They could be trying to teach the puppy what’s acceptable behavior and what’s not. This is usually done gently and isn’t meant to be aggressive.
If your dogs headbutting is aggressive, it could be because it’s feeling threatened or anxious, and you are trying to warn the other dog to stay away.
It would be best to separate the dogs, especially if they bare their teeth. Consider consulting with a professional trainer if this issue persists.
You may have noticed your dog headbutting its food bowl and wonder, why does my dog headbutt his food bowl? While this behavior may seem strange, there are a few possible explanations.
If their bowl is empty when they headbutt it, it could mean that they’re hungry and are trying to tell you that they need more food.
Some dogs will headbutt their food bowl when food is in it to tell you they don’t like it. This is more common with picky eaters but can happen with dogs. They could also headbutt a full food bowl to say they aren’t hungry.
Another possibility is that they’re trying to move the bowl.
Sometimes, dogs will headbutt their bowl because they want to move them to a different location. This is usually done because they’re uncomfortable eating at the current site.
To solve this issue, buy a raised food bowl or one with silicone grippers on the bottom so your dog can push it around.
We hope you got your answer to why dogs headbutt. It is a common way for dogs to communicate; this behavior can be used for affection, attention, or even to ask for something.
If your dog is headbutting you, it’s essential to figure out why they’re doing it. For example, if they are in because they are sick, you would want to consult a vet immediately.
When they headbutt due to being frightened or anxious, you’ll want to provide them with comfort and a safe place.
If your dog is headbutting you and it’s not welcome, the best thing to do is to ignore it. Eventually, they’ll learn that this behavior doesn’t get them what they want.

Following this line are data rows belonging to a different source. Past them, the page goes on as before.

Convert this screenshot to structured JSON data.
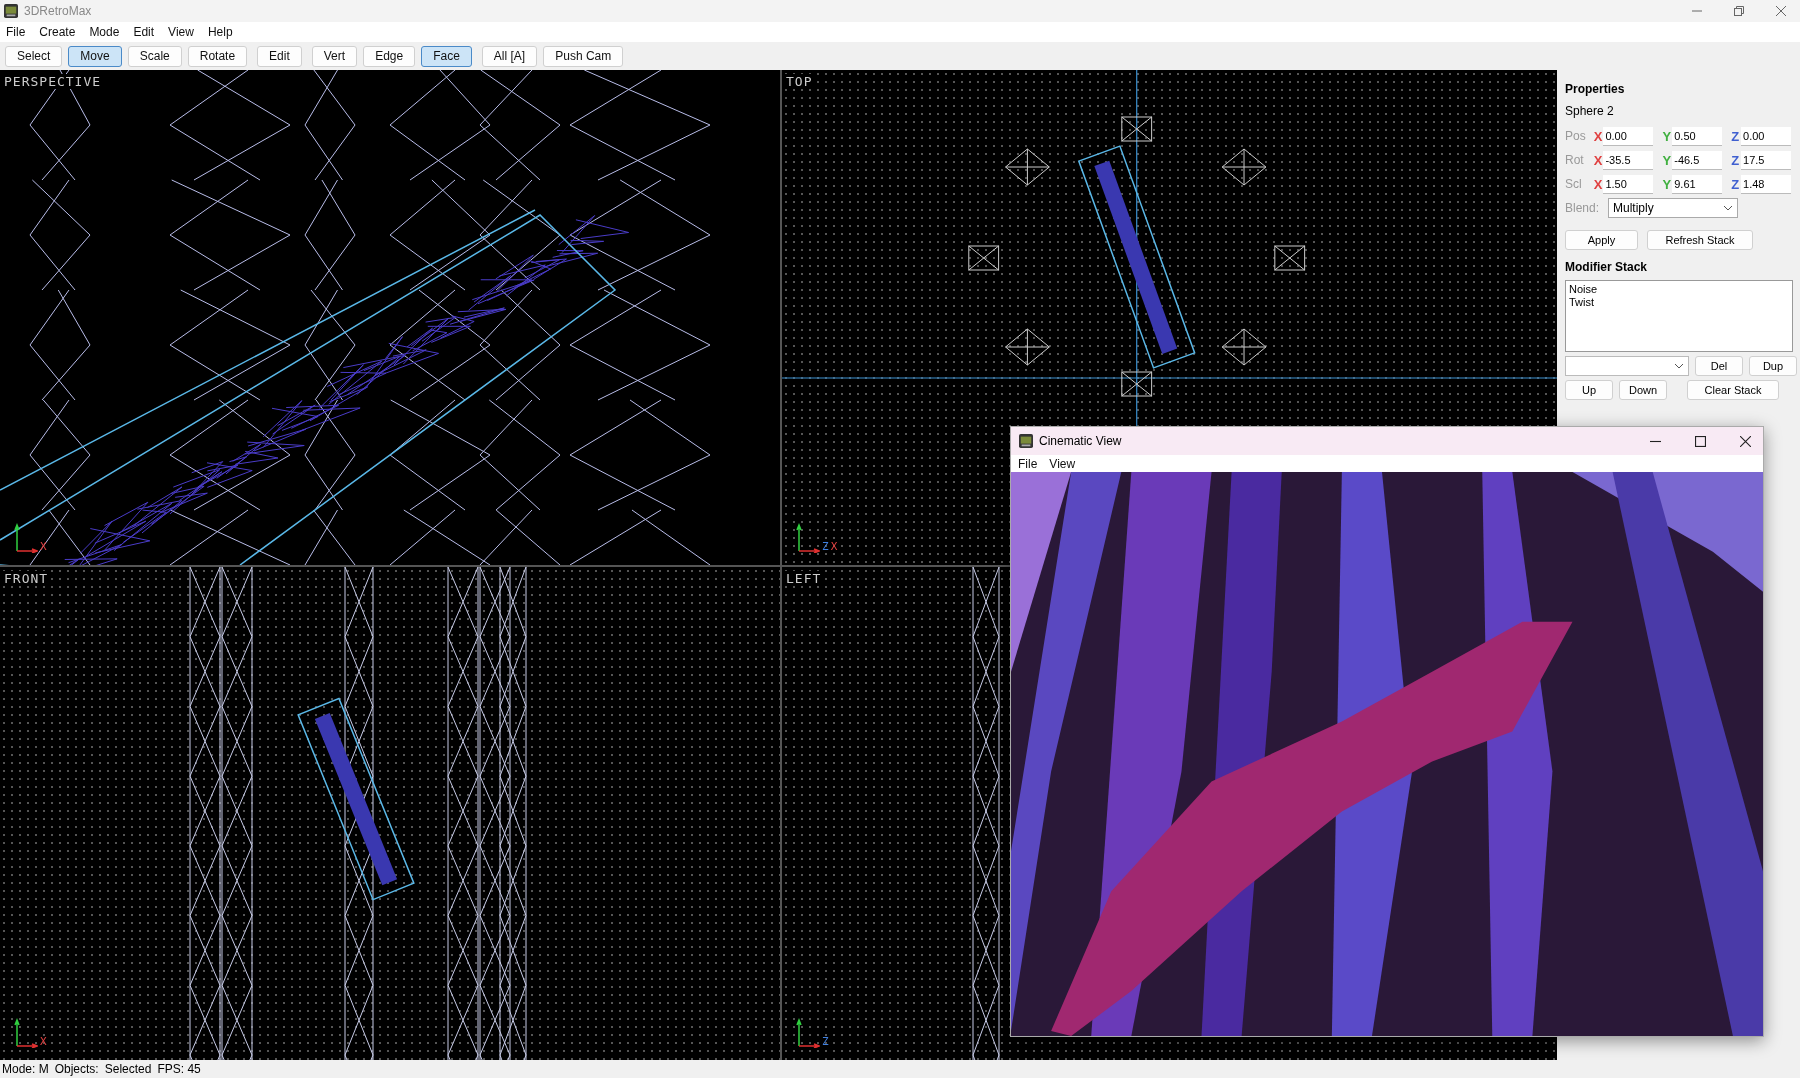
{
  "window": {
    "title": "3DRetroMax"
  },
  "menu": [
    "File",
    "Create",
    "Mode",
    "Edit",
    "View",
    "Help"
  ],
  "toolbar": [
    [
      {
        "label": "Select",
        "selected": false
      },
      {
        "label": "Move",
        "selected": true
      },
      {
        "label": "Scale",
        "selected": false
      },
      {
        "label": "Rotate",
        "selected": false
      }
    ],
    [
      {
        "label": "Edit",
        "selected": false
      }
    ],
    [
      {
        "label": "Vert",
        "selected": false
      },
      {
        "label": "Edge",
        "selected": false
      },
      {
        "label": "Face",
        "selected": true
      }
    ],
    [
      {
        "label": "All [A]",
        "selected": false
      },
      {
        "label": "Push Cam",
        "selected": false
      }
    ]
  ],
  "viewports": [
    {
      "kind": "perspective",
      "label": "PERSPECTIVE",
      "axes": [
        "X"
      ]
    },
    {
      "kind": "top",
      "label": "TOP",
      "axes": [
        "Z",
        "X"
      ]
    },
    {
      "kind": "front",
      "label": "FRONT",
      "axes": [
        "X"
      ]
    },
    {
      "kind": "left",
      "label": "LEFT",
      "axes": [
        "Z"
      ]
    }
  ],
  "properties": {
    "title": "Properties",
    "object": "Sphere 2",
    "rows": [
      {
        "label": "Pos",
        "fields": [
          {
            "axis": "X",
            "color": "#e04040",
            "value": "0.00"
          },
          {
            "axis": "Y",
            "color": "#40b040",
            "value": "0.50"
          },
          {
            "axis": "Z",
            "color": "#4060d0",
            "value": "0.00"
          }
        ]
      },
      {
        "label": "Rot",
        "fields": [
          {
            "axis": "X",
            "color": "#e04040",
            "value": "-35.5"
          },
          {
            "axis": "Y",
            "color": "#40b040",
            "value": "-46.5"
          },
          {
            "axis": "Z",
            "color": "#4060d0",
            "value": "17.5"
          }
        ]
      },
      {
        "label": "Scl",
        "fields": [
          {
            "axis": "X",
            "color": "#e04040",
            "value": "1.50"
          },
          {
            "axis": "Y",
            "color": "#40b040",
            "value": "9.61"
          },
          {
            "axis": "Z",
            "color": "#4060d0",
            "value": "1.48"
          }
        ]
      }
    ],
    "blend": {
      "label": "Blend:",
      "value": "Multiply"
    },
    "buttons": [
      "Apply",
      "Refresh Stack"
    ],
    "stack_title": "Modifier Stack",
    "stack": [
      "Noise",
      "Twist"
    ],
    "stack_buttons": [
      "Del",
      "Dup"
    ],
    "stack_buttons_2": [
      "Up",
      "Down",
      "Clear Stack"
    ]
  },
  "status_bar": [
    "Mode: M",
    "Objects:",
    "Selected",
    "FPS: 45"
  ],
  "cinematic": {
    "title": "Cinematic View",
    "menu": [
      "File",
      "View"
    ]
  }
}
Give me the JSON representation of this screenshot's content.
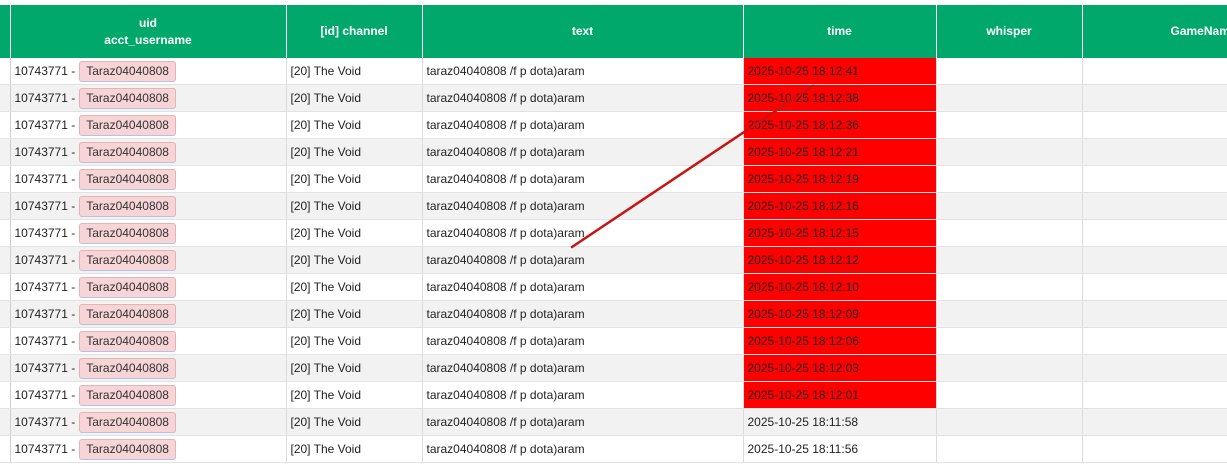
{
  "table": {
    "headers": {
      "uid_top": "uid",
      "uid_bottom": "acct_username",
      "channel": "[id] channel",
      "text": "text",
      "time": "time",
      "whisper": "whisper",
      "gamename": "GameNam"
    },
    "rows": [
      {
        "uid": "10743771 -",
        "username": "Taraz04040808",
        "channel": "[20] The Void",
        "text": "taraz04040808 /f p dota)aram",
        "time": "2025-10-25 18:12:41",
        "highlight": true
      },
      {
        "uid": "10743771 -",
        "username": "Taraz04040808",
        "channel": "[20] The Void",
        "text": "taraz04040808 /f p dota)aram",
        "time": "2025-10-25 18:12:38",
        "highlight": true
      },
      {
        "uid": "10743771 -",
        "username": "Taraz04040808",
        "channel": "[20] The Void",
        "text": "taraz04040808 /f p dota)aram",
        "time": "2025-10-25 18:12:36",
        "highlight": true
      },
      {
        "uid": "10743771 -",
        "username": "Taraz04040808",
        "channel": "[20] The Void",
        "text": "taraz04040808 /f p dota)aram",
        "time": "2025-10-25 18:12:21",
        "highlight": true
      },
      {
        "uid": "10743771 -",
        "username": "Taraz04040808",
        "channel": "[20] The Void",
        "text": "taraz04040808 /f p dota)aram",
        "time": "2025-10-25 18:12:19",
        "highlight": true
      },
      {
        "uid": "10743771 -",
        "username": "Taraz04040808",
        "channel": "[20] The Void",
        "text": "taraz04040808 /f p dota)aram",
        "time": "2025-10-25 18:12:16",
        "highlight": true
      },
      {
        "uid": "10743771 -",
        "username": "Taraz04040808",
        "channel": "[20] The Void",
        "text": "taraz04040808 /f p dota)aram",
        "time": "2025-10-25 18:12:15",
        "highlight": true
      },
      {
        "uid": "10743771 -",
        "username": "Taraz04040808",
        "channel": "[20] The Void",
        "text": "taraz04040808 /f p dota)aram",
        "time": "2025-10-25 18:12:12",
        "highlight": true
      },
      {
        "uid": "10743771 -",
        "username": "Taraz04040808",
        "channel": "[20] The Void",
        "text": "taraz04040808 /f p dota)aram",
        "time": "2025-10-25 18:12:10",
        "highlight": true
      },
      {
        "uid": "10743771 -",
        "username": "Taraz04040808",
        "channel": "[20] The Void",
        "text": "taraz04040808 /f p dota)aram",
        "time": "2025-10-25 18:12:09",
        "highlight": true
      },
      {
        "uid": "10743771 -",
        "username": "Taraz04040808",
        "channel": "[20] The Void",
        "text": "taraz04040808 /f p dota)aram",
        "time": "2025-10-25 18:12:06",
        "highlight": true
      },
      {
        "uid": "10743771 -",
        "username": "Taraz04040808",
        "channel": "[20] The Void",
        "text": "taraz04040808 /f p dota)aram",
        "time": "2025-10-25 18:12:03",
        "highlight": true
      },
      {
        "uid": "10743771 -",
        "username": "Taraz04040808",
        "channel": "[20] The Void",
        "text": "taraz04040808 /f p dota)aram",
        "time": "2025-10-25 18:12:01",
        "highlight": true
      },
      {
        "uid": "10743771 -",
        "username": "Taraz04040808",
        "channel": "[20] The Void",
        "text": "taraz04040808 /f p dota)aram",
        "time": "2025-10-25 18:11:58",
        "highlight": false
      },
      {
        "uid": "10743771 -",
        "username": "Taraz04040808",
        "channel": "[20] The Void",
        "text": "taraz04040808 /f p dota)aram",
        "time": "2025-10-25 18:11:56",
        "highlight": false
      }
    ]
  },
  "colors": {
    "header_green": "#00a96b",
    "highlight_red": "#ff0000",
    "annotation_line": "#cc1111",
    "username_chip": "#f7d5d7"
  },
  "annotation": {
    "type": "red-arrow-line",
    "description_icon": "annotation-line"
  }
}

Dogs are intelligent creatures; you can train them to stop headbutting with patience.